Pictures stay out; everything else in the records below gets copied exactly.
[Dataset — start]
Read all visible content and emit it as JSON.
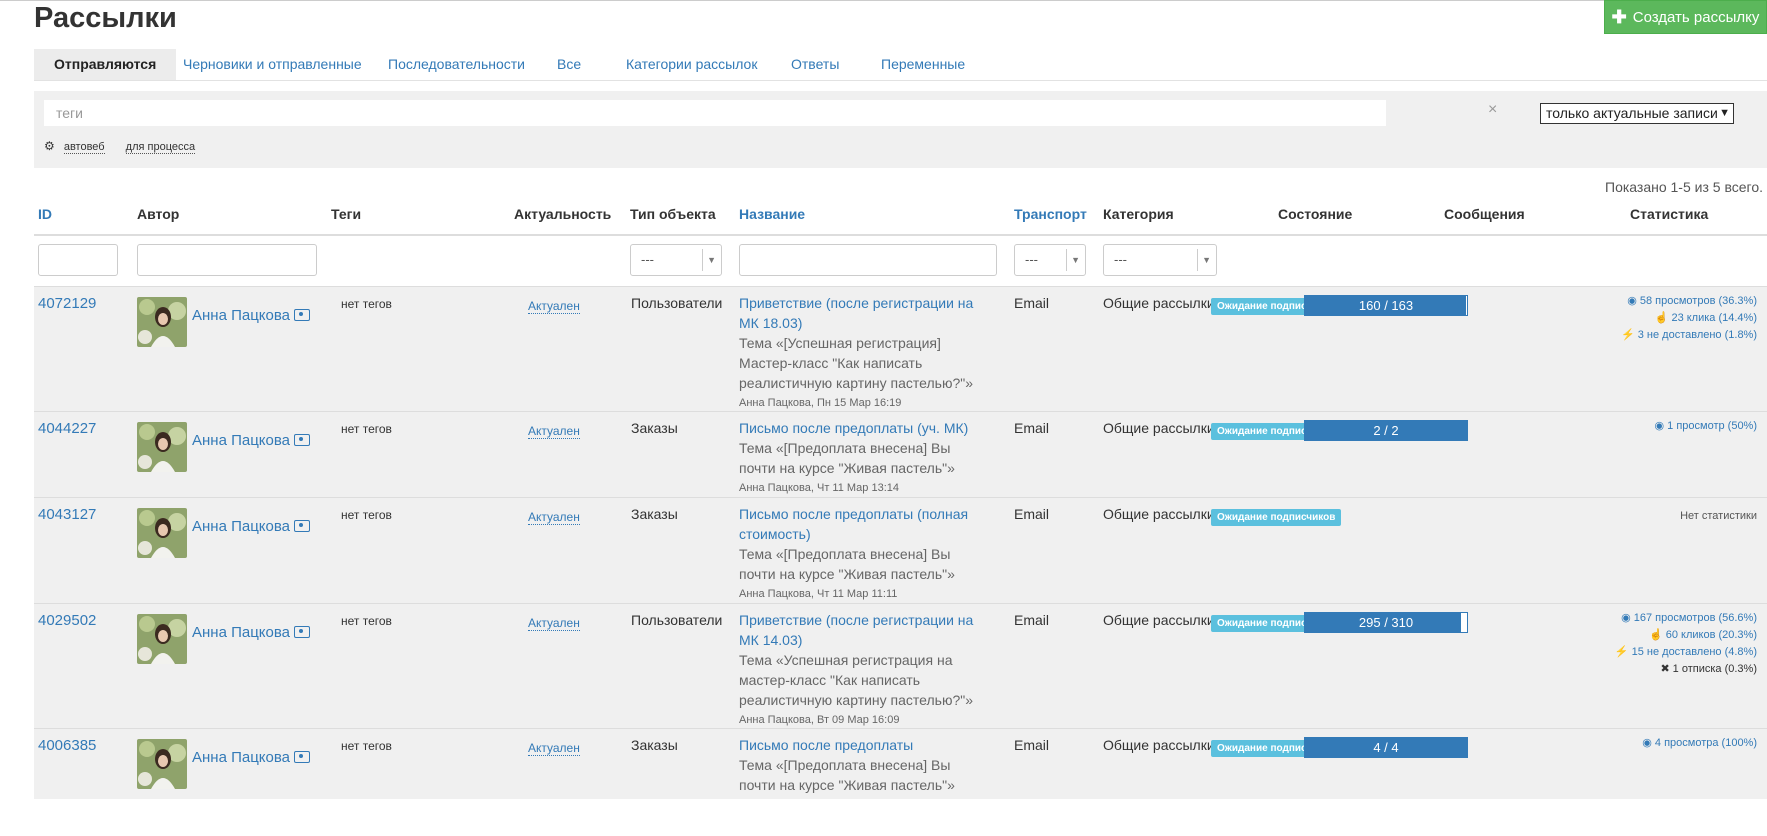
{
  "page": {
    "title": "Рассылки",
    "create_button": "Создать рассылку"
  },
  "tabs": [
    {
      "label": "Отправляются",
      "active": true
    },
    {
      "label": "Черновики и отправленные",
      "active": false
    },
    {
      "label": "Последовательности",
      "active": false
    },
    {
      "label": "Все",
      "active": false
    },
    {
      "label": "Категории рассылок",
      "active": false
    },
    {
      "label": "Ответы",
      "active": false
    },
    {
      "label": "Переменные",
      "active": false
    }
  ],
  "filters": {
    "tags_placeholder": "теги",
    "clear_symbol": "×",
    "actual_select": "только актуальные записи",
    "tag_chips": [
      "автовеб",
      "для процесса"
    ]
  },
  "summary": "Показано 1-5 из 5 всего.",
  "columns": {
    "id": "ID",
    "author": "Автор",
    "tags": "Теги",
    "actuality": "Актуальность",
    "object_type": "Тип объекта",
    "name": "Название",
    "transport": "Транспорт",
    "category": "Категория",
    "state": "Состояние",
    "messages": "Сообщения",
    "stats": "Статистика"
  },
  "filter_selects": {
    "object_type": "---",
    "transport": "---",
    "category": "---"
  },
  "rows": [
    {
      "id": "4072129",
      "author": "Анна Пацкова",
      "tags": "нет тегов",
      "actuality": "Актуален",
      "object_type": "Пользователи",
      "title": "Приветствие (после регистрации на МК 18.03)",
      "subject": "Тема «[Успешная регистрация] Мастер-класс \"Как написать реалистичную картину пастелью?\"»",
      "meta": "Анна Пацкова, Пн 15 Мар 16:19",
      "transport": "Email",
      "category": "Общие рассылки",
      "status": "Ожидание подписчиков",
      "messages_label": "160 / 163",
      "sent_fraction": 0.982,
      "stats": [
        "58 просмотров (36.3%)",
        "23 клика (14.4%)",
        "3 не доставлено (1.8%)"
      ]
    },
    {
      "id": "4044227",
      "author": "Анна Пацкова",
      "tags": "нет тегов",
      "actuality": "Актуален",
      "object_type": "Заказы",
      "title": "Письмо после предоплаты (уч. МК)",
      "subject": "Тема «[Предоплата внесена] Вы почти на курсе \"Живая пастель\"»",
      "meta": "Анна Пацкова, Чт 11 Мар 13:14",
      "transport": "Email",
      "category": "Общие рассылки",
      "status": "Ожидание подписчиков",
      "messages_label": "2 / 2",
      "sent_fraction": 1.0,
      "stats": [
        "1 просмотр (50%)"
      ]
    },
    {
      "id": "4043127",
      "author": "Анна Пацкова",
      "tags": "нет тегов",
      "actuality": "Актуален",
      "object_type": "Заказы",
      "title": "Письмо после предоплаты (полная стоимость)",
      "subject": "Тема «[Предоплата внесена] Вы почти на курсе \"Живая пастель\"»",
      "meta": "Анна Пацкова, Чт 11 Мар 11:11",
      "transport": "Email",
      "category": "Общие рассылки",
      "status": "Ожидание подписчиков",
      "messages_label": "",
      "sent_fraction": 0,
      "stats_none": "Нет статистики"
    },
    {
      "id": "4029502",
      "author": "Анна Пацкова",
      "tags": "нет тегов",
      "actuality": "Актуален",
      "object_type": "Пользователи",
      "title": "Приветствие (после регистрации на МК 14.03)",
      "subject": "Тема «Успешная регистрация на мастер-класс \"Как написать реалистичную картину пастелью?\"»",
      "meta": "Анна Пацкова, Вт 09 Мар 16:09",
      "transport": "Email",
      "category": "Общие рассылки",
      "status": "Ожидание подписчиков",
      "messages_label": "295 / 310",
      "sent_fraction": 0.952,
      "stats": [
        "167 просмотров (56.6%)",
        "60 кликов (20.3%)",
        "15 не доставлено (4.8%)"
      ],
      "stats_extra": "1 отписка (0.3%)"
    },
    {
      "id": "4006385",
      "author": "Анна Пацкова",
      "tags": "нет тегов",
      "actuality": "Актуален",
      "object_type": "Заказы",
      "title": "Письмо после предоплаты",
      "subject": "Тема «[Предоплата внесена] Вы почти на курсе \"Живая пастель\"»",
      "meta": "",
      "transport": "Email",
      "category": "Общие рассылки",
      "status": "Ожидание подписчиков",
      "messages_label": "4 / 4",
      "sent_fraction": 1.0,
      "stats": [
        "4 просмотра (100%)"
      ]
    }
  ]
}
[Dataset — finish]
* [Solution for this task]:
Read all visible content and emit it as JSON.
{
  "page": {
    "title": "Рассылки",
    "create_button": "Создать рассылку"
  },
  "tabs": [
    {
      "label": "Отправляются",
      "active": true
    },
    {
      "label": "Черновики и отправленные",
      "active": false
    },
    {
      "label": "Последовательности",
      "active": false
    },
    {
      "label": "Все",
      "active": false
    },
    {
      "label": "Категории рассылок",
      "active": false
    },
    {
      "label": "Ответы",
      "active": false
    },
    {
      "label": "Переменные",
      "active": false
    }
  ],
  "filters": {
    "tags_placeholder": "теги",
    "clear_symbol": "×",
    "actual_select": "только актуальные записи",
    "tag_chips": [
      "автовеб",
      "для процесса"
    ]
  },
  "summary": "Показано 1-5 из 5 всего.",
  "columns": {
    "id": "ID",
    "author": "Автор",
    "tags": "Теги",
    "actuality": "Актуальность",
    "object_type": "Тип объекта",
    "name": "Название",
    "transport": "Транспорт",
    "category": "Категория",
    "state": "Состояние",
    "messages": "Сообщения",
    "stats": "Статистика"
  },
  "filter_selects": {
    "object_type": "---",
    "transport": "---",
    "category": "---"
  },
  "rows": [
    {
      "id": "4072129",
      "author": "Анна Пацкова",
      "tags": "нет тегов",
      "actuality": "Актуален",
      "object_type": "Пользователи",
      "title": "Приветствие (после регистрации на МК 18.03)",
      "subject": "Тема «[Успешная регистрация] Мастер-класс \"Как написать реалистичную картину пастелью?\"»",
      "meta": "Анна Пацкова, Пн 15 Мар 16:19",
      "transport": "Email",
      "category": "Общие рассылки",
      "status": "Ожидание подписчиков",
      "messages_label": "160 / 163",
      "sent_fraction": 0.982,
      "stats": [
        "58 просмотров (36.3%)",
        "23 клика (14.4%)",
        "3 не доставлено (1.8%)"
      ]
    },
    {
      "id": "4044227",
      "author": "Анна Пацкова",
      "tags": "нет тегов",
      "actuality": "Актуален",
      "object_type": "Заказы",
      "title": "Письмо после предоплаты (уч. МК)",
      "subject": "Тема «[Предоплата внесена] Вы почти на курсе \"Живая пастель\"»",
      "meta": "Анна Пацкова, Чт 11 Мар 13:14",
      "transport": "Email",
      "category": "Общие рассылки",
      "status": "Ожидание подписчиков",
      "messages_label": "2 / 2",
      "sent_fraction": 1.0,
      "stats": [
        "1 просмотр (50%)"
      ]
    },
    {
      "id": "4043127",
      "author": "Анна Пацкова",
      "tags": "нет тегов",
      "actuality": "Актуален",
      "object_type": "Заказы",
      "title": "Письмо после предоплаты (полная стоимость)",
      "subject": "Тема «[Предоплата внесена] Вы почти на курсе \"Живая пастель\"»",
      "meta": "Анна Пацкова, Чт 11 Мар 11:11",
      "transport": "Email",
      "category": "Общие рассылки",
      "status": "Ожидание подписчиков",
      "messages_label": "",
      "sent_fraction": 0,
      "stats_none": "Нет статистики"
    },
    {
      "id": "4029502",
      "author": "Анна Пацкова",
      "tags": "нет тегов",
      "actuality": "Актуален",
      "object_type": "Пользователи",
      "title": "Приветствие (после регистрации на МК 14.03)",
      "subject": "Тема «Успешная регистрация на мастер-класс \"Как написать реалистичную картину пастелью?\"»",
      "meta": "Анна Пацкова, Вт 09 Мар 16:09",
      "transport": "Email",
      "category": "Общие рассылки",
      "status": "Ожидание подписчиков",
      "messages_label": "295 / 310",
      "sent_fraction": 0.952,
      "stats": [
        "167 просмотров (56.6%)",
        "60 кликов (20.3%)",
        "15 не доставлено (4.8%)"
      ],
      "stats_extra": "1 отписка (0.3%)"
    },
    {
      "id": "4006385",
      "author": "Анна Пацкова",
      "tags": "нет тегов",
      "actuality": "Актуален",
      "object_type": "Заказы",
      "title": "Письмо после предоплаты",
      "subject": "Тема «[Предоплата внесена] Вы почти на курсе \"Живая пастель\"»",
      "meta": "",
      "transport": "Email",
      "category": "Общие рассылки",
      "status": "Ожидание подписчиков",
      "messages_label": "4 / 4",
      "sent_fraction": 1.0,
      "stats": [
        "4 просмотра (100%)"
      ]
    }
  ]
}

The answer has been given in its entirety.